The bipartisan letter to President Biden, signed by seven Democratic members of the Energy Export Caucus, underscores the critical role of U.S. LNG exports in supporting American jobs, supplying energy to allies, and contributing to environmental benefits on a global scale. The signatories argued that halting the approval process for LNG export projects undermines not only U.S. national security but also the administration’s own clean energy and climate goals.
This development follows closely on the heels of reports that the Biden team had moved towards scrapping a natural gas project after engaging with a young TikTok influencer, highlighting the administration’s susceptibility to pressure from environmental activists. The response from Senate Republicans has been swift, with proposed legislation aimed at reversing the administration’s policy on LNG terminal approvals, although Senate Democrats from gas-producing states have yet to clarify their stance on the matter.
The upcoming hearings by the House Energy and Commerce Committee and the Senate Energy and Natural Resources Committee on the LNG export terminal approval pause promise to further scrutinize the decision. While lawmakers express bipartisan concern, environmental activists have hailed the pause as a triumph for their cause, pointing to a broader clash between energy policy and environmental advocacy.
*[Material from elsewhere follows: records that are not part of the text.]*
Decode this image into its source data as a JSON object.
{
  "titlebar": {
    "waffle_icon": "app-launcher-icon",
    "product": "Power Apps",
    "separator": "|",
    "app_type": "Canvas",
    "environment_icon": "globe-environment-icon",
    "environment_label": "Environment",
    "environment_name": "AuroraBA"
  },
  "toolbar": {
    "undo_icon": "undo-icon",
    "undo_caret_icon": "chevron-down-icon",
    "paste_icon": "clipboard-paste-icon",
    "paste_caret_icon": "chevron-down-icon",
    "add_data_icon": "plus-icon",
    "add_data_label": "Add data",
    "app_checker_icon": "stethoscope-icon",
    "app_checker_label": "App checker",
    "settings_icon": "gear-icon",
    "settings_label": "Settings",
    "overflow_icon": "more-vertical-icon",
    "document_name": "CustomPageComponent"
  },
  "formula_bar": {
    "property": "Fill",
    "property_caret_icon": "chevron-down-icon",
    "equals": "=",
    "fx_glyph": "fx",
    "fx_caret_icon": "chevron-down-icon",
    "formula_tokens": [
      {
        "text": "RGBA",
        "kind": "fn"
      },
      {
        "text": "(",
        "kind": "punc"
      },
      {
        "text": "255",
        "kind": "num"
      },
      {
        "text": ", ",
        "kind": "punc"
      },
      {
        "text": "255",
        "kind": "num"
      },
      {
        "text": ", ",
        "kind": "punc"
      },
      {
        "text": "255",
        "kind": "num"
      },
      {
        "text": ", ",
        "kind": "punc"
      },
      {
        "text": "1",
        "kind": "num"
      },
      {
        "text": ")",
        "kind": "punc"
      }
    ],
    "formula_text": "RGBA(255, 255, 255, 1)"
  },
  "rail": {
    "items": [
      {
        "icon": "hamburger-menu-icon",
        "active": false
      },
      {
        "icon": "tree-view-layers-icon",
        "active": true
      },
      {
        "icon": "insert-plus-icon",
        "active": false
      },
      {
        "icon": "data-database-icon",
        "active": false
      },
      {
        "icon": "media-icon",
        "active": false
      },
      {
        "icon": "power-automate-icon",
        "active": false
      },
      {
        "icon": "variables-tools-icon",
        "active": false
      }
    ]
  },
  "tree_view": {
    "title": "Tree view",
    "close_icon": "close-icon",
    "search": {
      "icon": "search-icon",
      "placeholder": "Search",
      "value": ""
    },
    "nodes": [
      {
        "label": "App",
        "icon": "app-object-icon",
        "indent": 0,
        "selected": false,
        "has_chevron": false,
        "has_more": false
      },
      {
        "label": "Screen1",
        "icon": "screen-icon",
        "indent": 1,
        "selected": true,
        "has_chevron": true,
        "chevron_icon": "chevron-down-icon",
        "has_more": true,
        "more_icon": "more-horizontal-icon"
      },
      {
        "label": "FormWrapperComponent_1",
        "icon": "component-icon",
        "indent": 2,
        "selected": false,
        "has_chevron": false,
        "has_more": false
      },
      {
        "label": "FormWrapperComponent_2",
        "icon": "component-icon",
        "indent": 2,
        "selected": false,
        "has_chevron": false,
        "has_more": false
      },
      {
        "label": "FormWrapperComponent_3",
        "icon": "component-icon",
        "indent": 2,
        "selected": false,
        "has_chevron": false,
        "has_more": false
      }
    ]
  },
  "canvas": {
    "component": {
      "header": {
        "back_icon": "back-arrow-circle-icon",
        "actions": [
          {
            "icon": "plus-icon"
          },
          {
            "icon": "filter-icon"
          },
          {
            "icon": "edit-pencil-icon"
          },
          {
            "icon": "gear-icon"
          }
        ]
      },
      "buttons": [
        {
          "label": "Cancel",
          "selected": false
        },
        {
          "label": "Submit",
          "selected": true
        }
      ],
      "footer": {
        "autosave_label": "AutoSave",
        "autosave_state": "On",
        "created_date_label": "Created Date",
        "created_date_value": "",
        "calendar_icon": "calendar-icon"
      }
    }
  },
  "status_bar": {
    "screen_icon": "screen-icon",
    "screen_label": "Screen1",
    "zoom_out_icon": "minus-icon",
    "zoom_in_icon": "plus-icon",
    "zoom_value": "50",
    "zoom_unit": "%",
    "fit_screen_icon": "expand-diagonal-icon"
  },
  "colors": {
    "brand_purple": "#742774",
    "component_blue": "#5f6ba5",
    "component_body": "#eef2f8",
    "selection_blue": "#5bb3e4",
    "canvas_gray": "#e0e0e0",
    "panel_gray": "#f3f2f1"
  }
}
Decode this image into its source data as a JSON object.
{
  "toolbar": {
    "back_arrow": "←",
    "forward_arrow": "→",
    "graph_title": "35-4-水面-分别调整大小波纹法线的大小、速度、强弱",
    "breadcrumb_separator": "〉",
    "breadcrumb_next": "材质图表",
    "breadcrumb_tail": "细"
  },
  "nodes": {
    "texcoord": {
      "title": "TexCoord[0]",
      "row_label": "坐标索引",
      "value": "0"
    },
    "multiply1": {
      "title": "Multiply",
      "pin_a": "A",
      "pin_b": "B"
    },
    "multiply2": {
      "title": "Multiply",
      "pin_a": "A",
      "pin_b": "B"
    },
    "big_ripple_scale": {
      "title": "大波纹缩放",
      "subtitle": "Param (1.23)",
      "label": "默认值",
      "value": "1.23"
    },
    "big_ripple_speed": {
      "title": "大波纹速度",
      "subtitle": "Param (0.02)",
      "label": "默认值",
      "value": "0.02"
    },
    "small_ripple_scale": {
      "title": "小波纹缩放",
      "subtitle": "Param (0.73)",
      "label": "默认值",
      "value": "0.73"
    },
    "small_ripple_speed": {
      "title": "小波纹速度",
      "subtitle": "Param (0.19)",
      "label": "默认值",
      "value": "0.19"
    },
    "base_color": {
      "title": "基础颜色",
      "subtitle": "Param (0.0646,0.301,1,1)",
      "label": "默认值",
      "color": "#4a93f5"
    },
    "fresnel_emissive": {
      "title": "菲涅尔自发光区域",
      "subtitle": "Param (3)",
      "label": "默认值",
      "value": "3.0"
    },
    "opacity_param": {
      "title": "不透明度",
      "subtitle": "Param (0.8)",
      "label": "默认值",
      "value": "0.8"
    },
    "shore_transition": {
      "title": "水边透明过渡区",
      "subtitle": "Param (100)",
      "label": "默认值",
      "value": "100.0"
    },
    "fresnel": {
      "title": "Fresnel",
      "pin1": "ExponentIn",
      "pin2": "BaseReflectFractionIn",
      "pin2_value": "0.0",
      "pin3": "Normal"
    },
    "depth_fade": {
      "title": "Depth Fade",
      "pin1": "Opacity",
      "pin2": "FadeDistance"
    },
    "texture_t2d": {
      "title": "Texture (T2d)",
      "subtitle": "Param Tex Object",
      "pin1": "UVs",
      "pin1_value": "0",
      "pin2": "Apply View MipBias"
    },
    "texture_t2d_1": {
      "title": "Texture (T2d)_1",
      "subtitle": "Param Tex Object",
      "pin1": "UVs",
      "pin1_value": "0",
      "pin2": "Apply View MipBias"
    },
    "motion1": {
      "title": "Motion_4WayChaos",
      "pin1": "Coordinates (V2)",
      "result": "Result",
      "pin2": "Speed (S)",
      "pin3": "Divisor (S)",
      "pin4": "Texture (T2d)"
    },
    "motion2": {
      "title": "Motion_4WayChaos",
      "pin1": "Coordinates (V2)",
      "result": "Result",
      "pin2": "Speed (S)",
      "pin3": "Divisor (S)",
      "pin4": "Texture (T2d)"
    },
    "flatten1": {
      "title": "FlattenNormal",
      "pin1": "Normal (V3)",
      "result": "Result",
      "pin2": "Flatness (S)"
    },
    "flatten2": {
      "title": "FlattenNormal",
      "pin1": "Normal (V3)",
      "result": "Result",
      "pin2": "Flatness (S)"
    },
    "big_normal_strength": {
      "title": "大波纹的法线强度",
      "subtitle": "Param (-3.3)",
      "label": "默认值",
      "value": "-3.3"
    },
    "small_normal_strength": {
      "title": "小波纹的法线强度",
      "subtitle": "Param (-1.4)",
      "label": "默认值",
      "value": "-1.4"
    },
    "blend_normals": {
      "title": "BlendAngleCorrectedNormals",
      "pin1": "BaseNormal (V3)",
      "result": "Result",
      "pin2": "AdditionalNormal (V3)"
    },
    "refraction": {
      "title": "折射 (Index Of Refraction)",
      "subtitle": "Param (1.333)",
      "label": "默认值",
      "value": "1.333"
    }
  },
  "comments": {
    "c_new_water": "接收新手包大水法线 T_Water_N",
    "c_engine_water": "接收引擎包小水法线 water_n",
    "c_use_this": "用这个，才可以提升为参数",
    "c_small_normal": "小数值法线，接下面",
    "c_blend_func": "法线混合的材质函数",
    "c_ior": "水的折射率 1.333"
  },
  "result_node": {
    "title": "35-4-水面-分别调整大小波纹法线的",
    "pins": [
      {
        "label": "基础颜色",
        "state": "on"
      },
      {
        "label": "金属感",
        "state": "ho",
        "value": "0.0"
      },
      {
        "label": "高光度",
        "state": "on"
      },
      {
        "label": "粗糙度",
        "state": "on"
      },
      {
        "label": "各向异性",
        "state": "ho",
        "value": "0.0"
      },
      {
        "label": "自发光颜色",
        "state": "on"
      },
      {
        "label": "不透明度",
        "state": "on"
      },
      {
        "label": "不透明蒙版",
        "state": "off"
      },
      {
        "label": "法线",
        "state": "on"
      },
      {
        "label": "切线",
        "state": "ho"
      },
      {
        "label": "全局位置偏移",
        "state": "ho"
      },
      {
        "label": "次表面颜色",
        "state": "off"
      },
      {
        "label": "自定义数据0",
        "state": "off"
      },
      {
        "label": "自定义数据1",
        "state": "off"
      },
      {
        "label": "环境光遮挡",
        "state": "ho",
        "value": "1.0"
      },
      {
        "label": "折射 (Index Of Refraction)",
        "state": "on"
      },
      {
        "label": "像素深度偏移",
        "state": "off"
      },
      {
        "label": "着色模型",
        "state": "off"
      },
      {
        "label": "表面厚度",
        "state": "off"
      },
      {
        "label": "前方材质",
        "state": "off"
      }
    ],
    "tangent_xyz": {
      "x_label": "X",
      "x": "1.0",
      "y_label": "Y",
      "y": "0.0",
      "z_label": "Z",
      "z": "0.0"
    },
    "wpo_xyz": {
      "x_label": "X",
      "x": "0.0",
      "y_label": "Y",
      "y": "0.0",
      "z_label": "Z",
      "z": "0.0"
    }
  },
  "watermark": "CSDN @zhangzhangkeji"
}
The pushback from members of President Biden’s own party over the halt on approving new liquefied natural gas (LNG) export terminals reveals a growing fissure within the Democratic ranks, signaling a potential loss of faith in the administration’s handling of energy policy. This rare bipartisan objection underscores the complexity of balancing environmental stewardship with pragmatic energy and economic policies. The involvement of Democrats in the criticism of the administration’s decision not only highlights the strategic importance of LNG in the global energy market but also suggests a broader concern over the direction of Biden’s energy agenda.